There was unrest among players, however, and in the 1972 season, the players went on strike. Though the U. S. Supreme Court upheld the reserve clause, its ruling paved the way for free agency later in the 1970s. Regardless of the larger degree of free agency, baseball players staged another strike in 1981 and again in 1994. To the deep disappointment of fans, the 1994 World Series was canceled for the first time in 92 years.
1990-Today: Steroid Use and Revival
During the 1998 season, Mark McGwire of the St. Louis Cardinals and Sammy Sosa of the Chicago Cubs competed to beat the single-season record of 61 home runs set by Yankees legend Roger Maris. This competition, coupled with a phenomenal season for the New York Yankees, generated huge media coverage and fan interest for baseball. This renewed excitement was short lived, however, when former Major League star Jose Conseco published a book admitting that not only did he use steroids during his career, but that other players such as McGwire used steroids as well. Consequently, Major League Baseball and the Major League Players Association announced a stricter steroid policy and, in December 2007, former Senator George Mitchell published a report that identified as many as 90 players, many of whom were the sport’s top stars, as users of steroids. The Mitchell Report argued that performance-enhancing drugs had pervaded baseball during the late 1980s and threatened the integrity of the game.
While steroid use threw a dark shadow on baseball and perhaps indirectly led to baseball being kicked out of the 2012 Olympics, the game seems to be showing its historical resilience and adaptability. Countries such as Japan, Cuba, and other Caribbean nations boast strong performances, and 2007 saw the creation of the first Middle Eastern professional baseball team. Even with its controversies, baseball holds a special appeal, perhaps because it combines so many elements of childhood, from running around to hitting stuff with sticks. Indeed, for many, baseball, as Terence Man says in A Field of Dreams, is still imbued with magic, memory, and hope.
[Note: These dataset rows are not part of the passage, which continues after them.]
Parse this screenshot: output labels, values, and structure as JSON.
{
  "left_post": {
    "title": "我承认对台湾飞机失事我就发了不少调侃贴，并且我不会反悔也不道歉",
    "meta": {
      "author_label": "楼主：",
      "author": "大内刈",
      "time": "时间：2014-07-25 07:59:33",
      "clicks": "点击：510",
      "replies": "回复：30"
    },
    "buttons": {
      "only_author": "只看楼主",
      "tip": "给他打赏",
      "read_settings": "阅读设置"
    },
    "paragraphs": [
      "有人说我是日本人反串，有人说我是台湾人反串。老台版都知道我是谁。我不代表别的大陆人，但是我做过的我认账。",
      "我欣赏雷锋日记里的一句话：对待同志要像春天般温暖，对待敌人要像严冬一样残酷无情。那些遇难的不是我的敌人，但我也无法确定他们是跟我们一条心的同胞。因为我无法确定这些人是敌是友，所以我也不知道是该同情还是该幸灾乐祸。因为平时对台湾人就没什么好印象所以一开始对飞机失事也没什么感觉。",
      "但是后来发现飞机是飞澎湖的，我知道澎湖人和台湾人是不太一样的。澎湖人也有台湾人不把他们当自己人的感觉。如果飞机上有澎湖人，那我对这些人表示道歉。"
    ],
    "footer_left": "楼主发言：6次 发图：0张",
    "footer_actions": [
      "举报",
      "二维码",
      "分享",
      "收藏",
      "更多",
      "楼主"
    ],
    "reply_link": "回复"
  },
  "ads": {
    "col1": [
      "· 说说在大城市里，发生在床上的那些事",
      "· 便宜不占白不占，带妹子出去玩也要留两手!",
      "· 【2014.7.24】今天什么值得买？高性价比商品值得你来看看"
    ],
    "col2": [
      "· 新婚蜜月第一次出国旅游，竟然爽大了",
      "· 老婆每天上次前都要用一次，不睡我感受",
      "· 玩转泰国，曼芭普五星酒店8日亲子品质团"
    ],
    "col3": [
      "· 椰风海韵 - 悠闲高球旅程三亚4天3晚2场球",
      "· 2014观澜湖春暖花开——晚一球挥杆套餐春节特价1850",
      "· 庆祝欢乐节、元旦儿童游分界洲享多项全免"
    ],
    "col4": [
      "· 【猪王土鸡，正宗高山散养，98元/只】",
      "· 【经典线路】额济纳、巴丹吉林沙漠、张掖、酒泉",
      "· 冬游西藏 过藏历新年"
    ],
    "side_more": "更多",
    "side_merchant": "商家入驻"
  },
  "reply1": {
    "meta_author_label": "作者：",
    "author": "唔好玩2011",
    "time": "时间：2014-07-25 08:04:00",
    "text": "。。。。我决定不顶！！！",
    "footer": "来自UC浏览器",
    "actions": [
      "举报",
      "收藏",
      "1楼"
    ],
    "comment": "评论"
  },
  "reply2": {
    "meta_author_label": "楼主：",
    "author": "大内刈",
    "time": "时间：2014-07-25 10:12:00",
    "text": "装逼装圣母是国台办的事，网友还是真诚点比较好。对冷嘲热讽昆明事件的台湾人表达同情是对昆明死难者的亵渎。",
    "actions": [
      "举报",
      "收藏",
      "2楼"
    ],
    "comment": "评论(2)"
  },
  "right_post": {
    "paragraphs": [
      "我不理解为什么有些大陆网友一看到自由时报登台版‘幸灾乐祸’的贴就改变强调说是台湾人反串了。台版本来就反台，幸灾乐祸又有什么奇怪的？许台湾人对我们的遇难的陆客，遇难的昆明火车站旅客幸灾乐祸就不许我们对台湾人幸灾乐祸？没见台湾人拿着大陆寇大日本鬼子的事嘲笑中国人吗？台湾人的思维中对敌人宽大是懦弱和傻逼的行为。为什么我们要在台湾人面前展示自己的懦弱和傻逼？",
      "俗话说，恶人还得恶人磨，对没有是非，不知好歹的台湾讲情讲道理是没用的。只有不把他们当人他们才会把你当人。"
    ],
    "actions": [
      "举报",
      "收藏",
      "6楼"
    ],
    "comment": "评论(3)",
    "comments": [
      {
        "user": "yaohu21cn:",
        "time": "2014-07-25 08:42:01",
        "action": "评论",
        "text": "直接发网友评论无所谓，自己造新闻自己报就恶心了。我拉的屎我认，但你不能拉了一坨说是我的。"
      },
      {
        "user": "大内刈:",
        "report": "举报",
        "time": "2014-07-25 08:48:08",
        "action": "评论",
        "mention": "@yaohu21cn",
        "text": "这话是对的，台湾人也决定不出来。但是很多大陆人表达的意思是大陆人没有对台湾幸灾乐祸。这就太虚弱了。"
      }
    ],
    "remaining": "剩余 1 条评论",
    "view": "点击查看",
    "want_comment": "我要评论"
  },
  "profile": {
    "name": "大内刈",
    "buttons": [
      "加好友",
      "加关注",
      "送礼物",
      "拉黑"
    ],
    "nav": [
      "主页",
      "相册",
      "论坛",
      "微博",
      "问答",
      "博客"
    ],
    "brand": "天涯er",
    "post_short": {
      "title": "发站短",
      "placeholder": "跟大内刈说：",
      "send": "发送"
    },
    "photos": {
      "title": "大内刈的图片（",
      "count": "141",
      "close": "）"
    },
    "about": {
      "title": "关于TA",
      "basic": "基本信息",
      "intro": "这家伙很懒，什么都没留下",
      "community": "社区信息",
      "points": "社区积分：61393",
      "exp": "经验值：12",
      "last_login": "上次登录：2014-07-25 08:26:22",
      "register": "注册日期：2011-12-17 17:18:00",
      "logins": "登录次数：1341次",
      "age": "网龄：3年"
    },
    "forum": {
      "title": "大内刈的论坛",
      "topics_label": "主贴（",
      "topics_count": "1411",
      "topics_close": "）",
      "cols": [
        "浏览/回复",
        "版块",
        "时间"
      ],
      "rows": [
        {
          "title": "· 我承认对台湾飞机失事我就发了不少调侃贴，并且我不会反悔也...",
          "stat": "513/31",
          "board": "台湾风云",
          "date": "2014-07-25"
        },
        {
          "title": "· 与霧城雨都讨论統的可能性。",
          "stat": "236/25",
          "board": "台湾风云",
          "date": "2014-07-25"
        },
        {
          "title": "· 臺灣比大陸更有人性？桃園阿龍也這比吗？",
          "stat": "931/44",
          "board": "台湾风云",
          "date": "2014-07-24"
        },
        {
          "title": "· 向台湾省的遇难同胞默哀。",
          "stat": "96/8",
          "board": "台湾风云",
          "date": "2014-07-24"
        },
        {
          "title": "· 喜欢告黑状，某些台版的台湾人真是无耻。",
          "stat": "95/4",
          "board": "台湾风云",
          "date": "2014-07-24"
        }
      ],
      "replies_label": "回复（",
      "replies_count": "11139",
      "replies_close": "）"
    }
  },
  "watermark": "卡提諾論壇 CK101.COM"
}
-- Posted October 13, 2008. Updated June 4, 2010.
Dreifort, John E. ed. 2001. Baseball History from Outside the Lines. Lincoln, NE: University of Nebraska Press.
Goldstein, Warren. 1989. Playing for Keeps: A History of Early Baseball. Ithaca, NY: Cornell University Press.
Radar, Benjamin G. 2002. Baseball: A History of American’s Game. Chicago, IL: University of Illinois Press.
Rosenburg, John M. 1962. The Story of Baseball: Illustrated with Photographs. New York, NY: Random House, Inc.
Tygiel, Jules. 2000. Past Time: Baseball as History. New York, NY: Oxford University Press.